What is needed:
The required response is the number of lines in the entries that include the word "JSON", with nothing added.

App and web page records:

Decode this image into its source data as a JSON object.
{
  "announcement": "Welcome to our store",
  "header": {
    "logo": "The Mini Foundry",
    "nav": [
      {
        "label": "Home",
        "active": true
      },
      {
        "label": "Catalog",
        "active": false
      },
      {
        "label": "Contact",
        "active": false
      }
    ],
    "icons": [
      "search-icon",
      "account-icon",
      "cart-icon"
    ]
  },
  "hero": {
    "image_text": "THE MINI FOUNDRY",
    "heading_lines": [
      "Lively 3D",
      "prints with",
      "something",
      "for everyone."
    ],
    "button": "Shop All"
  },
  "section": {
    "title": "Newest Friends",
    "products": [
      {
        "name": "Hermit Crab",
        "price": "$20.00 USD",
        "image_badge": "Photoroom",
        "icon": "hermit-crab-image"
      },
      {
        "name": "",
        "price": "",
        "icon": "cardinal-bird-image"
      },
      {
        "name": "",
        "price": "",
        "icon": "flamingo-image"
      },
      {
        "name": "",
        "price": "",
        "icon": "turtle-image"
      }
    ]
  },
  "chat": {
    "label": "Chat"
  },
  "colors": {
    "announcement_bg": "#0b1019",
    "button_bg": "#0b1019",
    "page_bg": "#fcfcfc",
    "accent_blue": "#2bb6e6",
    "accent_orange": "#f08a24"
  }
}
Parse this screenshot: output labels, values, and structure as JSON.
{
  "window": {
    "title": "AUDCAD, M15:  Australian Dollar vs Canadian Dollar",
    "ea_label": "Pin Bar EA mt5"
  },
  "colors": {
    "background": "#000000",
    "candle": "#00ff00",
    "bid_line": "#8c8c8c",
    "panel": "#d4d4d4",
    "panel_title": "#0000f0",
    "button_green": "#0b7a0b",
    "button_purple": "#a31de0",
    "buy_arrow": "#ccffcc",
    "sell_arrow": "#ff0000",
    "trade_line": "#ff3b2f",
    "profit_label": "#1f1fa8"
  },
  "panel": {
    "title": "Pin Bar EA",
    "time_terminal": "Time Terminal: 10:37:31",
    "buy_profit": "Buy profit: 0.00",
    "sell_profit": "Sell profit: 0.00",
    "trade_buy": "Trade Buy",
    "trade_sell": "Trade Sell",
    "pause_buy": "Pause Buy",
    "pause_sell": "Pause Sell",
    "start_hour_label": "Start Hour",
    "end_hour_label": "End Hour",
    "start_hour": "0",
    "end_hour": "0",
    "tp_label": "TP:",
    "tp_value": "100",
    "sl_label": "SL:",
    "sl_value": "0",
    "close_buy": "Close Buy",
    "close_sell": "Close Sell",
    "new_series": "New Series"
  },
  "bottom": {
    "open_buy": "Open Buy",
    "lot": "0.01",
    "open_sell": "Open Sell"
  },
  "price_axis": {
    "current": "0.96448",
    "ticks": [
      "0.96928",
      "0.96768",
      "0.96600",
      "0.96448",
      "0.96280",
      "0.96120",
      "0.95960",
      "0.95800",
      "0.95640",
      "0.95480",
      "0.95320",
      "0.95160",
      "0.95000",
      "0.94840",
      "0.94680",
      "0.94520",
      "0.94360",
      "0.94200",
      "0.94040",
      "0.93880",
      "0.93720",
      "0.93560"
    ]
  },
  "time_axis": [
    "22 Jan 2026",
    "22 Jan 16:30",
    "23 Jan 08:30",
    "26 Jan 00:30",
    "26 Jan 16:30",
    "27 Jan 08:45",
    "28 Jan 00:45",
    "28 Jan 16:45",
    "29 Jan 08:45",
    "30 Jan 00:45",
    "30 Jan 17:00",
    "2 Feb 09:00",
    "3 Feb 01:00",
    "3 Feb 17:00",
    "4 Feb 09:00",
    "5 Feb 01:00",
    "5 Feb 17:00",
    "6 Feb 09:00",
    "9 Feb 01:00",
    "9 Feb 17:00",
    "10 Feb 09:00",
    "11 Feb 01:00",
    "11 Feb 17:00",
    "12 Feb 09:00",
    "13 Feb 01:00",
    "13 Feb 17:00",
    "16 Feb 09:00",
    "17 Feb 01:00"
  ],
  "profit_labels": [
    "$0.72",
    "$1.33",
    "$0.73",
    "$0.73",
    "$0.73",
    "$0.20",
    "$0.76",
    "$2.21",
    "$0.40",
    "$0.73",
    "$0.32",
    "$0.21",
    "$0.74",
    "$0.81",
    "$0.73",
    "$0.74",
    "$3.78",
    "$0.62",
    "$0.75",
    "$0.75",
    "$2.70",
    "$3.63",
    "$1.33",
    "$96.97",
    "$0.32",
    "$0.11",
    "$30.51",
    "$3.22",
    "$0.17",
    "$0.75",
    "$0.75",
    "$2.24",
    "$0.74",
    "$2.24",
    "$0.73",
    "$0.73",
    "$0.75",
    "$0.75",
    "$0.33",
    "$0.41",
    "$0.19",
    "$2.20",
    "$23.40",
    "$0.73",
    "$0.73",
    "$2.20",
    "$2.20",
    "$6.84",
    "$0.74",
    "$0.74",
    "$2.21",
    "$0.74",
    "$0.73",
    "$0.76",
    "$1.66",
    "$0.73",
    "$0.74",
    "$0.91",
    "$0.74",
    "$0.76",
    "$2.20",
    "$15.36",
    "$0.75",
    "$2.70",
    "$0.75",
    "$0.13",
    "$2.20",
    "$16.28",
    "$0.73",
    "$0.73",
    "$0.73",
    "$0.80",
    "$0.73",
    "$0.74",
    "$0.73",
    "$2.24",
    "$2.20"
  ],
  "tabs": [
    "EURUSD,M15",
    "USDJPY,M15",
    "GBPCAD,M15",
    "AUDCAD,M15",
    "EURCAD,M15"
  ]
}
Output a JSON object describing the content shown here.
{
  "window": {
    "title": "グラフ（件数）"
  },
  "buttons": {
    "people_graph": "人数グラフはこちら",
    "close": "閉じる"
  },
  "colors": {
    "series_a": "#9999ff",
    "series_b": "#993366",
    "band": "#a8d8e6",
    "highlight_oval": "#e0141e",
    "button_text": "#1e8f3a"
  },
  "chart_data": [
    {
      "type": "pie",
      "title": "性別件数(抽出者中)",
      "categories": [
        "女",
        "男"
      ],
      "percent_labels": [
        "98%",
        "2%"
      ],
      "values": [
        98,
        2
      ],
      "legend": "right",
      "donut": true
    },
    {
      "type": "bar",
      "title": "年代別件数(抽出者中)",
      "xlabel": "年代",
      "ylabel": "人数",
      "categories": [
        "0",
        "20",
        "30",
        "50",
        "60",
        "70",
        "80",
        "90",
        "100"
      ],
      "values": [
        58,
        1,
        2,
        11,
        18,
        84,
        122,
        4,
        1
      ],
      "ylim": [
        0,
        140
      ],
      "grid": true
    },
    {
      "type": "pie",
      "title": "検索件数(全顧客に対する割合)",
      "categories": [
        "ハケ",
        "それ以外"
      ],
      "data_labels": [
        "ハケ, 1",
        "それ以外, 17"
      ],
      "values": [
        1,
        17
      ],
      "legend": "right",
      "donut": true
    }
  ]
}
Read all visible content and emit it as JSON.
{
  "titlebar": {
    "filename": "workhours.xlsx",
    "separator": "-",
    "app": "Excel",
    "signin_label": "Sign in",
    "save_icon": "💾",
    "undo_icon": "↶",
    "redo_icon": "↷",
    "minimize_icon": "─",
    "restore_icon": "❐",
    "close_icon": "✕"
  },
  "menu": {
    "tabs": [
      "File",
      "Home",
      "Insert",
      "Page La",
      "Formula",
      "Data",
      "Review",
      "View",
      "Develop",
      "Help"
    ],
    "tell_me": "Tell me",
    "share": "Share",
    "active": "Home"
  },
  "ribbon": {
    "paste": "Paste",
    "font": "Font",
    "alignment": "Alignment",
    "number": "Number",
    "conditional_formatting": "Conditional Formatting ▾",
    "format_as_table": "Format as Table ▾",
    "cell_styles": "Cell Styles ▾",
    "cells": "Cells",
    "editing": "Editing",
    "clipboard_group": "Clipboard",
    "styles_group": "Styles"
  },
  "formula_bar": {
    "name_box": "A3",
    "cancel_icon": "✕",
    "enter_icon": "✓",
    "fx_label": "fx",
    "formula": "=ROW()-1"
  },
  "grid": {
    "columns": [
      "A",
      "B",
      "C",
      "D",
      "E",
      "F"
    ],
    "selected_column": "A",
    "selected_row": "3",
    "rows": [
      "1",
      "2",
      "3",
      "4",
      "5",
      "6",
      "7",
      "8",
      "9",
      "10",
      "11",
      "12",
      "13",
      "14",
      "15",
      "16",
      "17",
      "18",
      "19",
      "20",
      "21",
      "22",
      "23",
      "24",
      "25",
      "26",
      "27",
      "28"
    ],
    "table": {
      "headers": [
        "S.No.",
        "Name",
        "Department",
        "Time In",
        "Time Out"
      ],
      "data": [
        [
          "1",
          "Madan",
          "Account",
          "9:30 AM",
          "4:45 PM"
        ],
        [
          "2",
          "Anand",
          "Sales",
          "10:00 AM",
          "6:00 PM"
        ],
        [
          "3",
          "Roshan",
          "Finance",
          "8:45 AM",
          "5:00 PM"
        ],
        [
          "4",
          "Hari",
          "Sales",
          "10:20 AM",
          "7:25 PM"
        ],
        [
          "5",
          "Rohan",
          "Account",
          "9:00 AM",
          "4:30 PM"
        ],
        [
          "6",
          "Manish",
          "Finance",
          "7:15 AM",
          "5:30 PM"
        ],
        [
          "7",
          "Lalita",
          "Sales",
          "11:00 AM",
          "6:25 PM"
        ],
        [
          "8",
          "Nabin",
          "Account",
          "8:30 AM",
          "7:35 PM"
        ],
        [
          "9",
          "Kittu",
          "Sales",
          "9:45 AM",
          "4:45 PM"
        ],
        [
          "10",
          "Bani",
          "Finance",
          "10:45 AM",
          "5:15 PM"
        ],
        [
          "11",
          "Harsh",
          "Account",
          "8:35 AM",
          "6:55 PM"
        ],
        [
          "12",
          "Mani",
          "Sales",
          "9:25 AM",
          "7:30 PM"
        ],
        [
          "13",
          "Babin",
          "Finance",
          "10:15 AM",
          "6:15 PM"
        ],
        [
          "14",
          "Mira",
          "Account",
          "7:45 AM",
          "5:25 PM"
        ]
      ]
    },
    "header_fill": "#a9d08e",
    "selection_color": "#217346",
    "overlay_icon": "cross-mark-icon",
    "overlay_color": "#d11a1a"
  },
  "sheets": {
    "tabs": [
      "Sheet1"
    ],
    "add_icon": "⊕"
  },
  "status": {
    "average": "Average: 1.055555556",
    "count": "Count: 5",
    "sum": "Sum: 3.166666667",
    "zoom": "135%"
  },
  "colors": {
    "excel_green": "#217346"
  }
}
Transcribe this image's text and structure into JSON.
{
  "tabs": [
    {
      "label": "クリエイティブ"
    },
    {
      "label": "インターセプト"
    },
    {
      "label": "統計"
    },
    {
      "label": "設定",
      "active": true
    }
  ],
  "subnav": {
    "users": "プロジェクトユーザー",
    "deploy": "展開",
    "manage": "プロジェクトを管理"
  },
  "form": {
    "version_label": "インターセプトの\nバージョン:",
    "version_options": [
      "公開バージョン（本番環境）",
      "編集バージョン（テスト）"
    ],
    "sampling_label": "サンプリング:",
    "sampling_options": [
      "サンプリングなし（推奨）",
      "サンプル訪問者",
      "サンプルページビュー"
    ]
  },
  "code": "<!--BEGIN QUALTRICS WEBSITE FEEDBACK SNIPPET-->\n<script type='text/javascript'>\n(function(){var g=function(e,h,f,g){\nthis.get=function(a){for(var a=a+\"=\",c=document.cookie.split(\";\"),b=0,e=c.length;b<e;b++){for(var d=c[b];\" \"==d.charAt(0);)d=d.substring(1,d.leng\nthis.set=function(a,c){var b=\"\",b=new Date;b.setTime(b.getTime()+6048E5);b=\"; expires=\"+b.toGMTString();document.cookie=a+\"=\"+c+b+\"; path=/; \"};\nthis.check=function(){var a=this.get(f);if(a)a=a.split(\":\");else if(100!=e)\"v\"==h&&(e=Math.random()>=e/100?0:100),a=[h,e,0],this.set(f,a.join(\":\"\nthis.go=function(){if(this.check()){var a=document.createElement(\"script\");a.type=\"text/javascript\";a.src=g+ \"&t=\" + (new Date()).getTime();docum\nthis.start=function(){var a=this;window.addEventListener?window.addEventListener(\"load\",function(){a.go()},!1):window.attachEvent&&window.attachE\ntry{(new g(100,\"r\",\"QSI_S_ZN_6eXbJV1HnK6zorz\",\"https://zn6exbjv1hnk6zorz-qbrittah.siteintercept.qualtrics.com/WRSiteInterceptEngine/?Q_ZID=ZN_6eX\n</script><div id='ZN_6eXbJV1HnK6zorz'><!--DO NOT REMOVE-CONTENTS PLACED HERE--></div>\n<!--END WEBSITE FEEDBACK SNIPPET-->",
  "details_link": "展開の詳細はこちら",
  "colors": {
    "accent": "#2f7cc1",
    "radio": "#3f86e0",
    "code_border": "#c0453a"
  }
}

Solution for this problem:
5